EXERCISE – Copy down every line of the data that follows exactly. Omit the pictures.

Element data from apps and pages:
———
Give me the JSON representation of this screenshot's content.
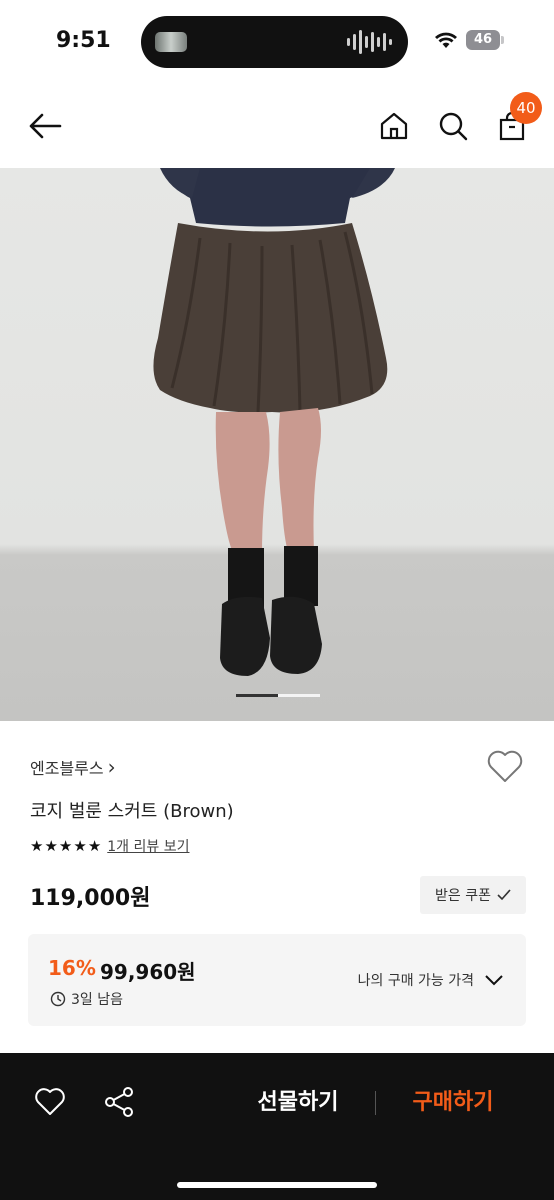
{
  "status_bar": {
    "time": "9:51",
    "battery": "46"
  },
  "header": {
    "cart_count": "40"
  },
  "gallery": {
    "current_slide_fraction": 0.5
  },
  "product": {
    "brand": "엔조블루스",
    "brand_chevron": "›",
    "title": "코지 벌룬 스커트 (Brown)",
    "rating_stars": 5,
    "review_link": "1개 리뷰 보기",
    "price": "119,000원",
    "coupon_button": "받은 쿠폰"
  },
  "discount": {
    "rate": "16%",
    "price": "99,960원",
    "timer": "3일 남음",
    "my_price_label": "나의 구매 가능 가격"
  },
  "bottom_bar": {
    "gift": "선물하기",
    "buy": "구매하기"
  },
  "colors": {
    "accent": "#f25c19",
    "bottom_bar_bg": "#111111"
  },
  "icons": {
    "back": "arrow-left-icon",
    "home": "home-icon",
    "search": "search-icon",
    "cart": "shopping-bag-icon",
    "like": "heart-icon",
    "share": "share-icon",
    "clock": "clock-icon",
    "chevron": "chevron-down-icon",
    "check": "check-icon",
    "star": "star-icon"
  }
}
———
RESPONSE –
Give me the JSON representation of this screenshot's content.
{
  "status_bar": {
    "time": "9:51",
    "battery": "46"
  },
  "header": {
    "cart_count": "40"
  },
  "gallery": {
    "current_slide_fraction": 0.5
  },
  "product": {
    "brand": "엔조블루스",
    "brand_chevron": "›",
    "title": "코지 벌룬 스커트 (Brown)",
    "rating_stars": 5,
    "review_link": "1개 리뷰 보기",
    "price": "119,000원",
    "coupon_button": "받은 쿠폰"
  },
  "discount": {
    "rate": "16%",
    "price": "99,960원",
    "timer": "3일 남음",
    "my_price_label": "나의 구매 가능 가격"
  },
  "bottom_bar": {
    "gift": "선물하기",
    "buy": "구매하기"
  },
  "colors": {
    "accent": "#f25c19",
    "bottom_bar_bg": "#111111"
  },
  "icons": {
    "back": "arrow-left-icon",
    "home": "home-icon",
    "search": "search-icon",
    "cart": "shopping-bag-icon",
    "like": "heart-icon",
    "share": "share-icon",
    "clock": "clock-icon",
    "chevron": "chevron-down-icon",
    "check": "check-icon",
    "star": "star-icon"
  }
}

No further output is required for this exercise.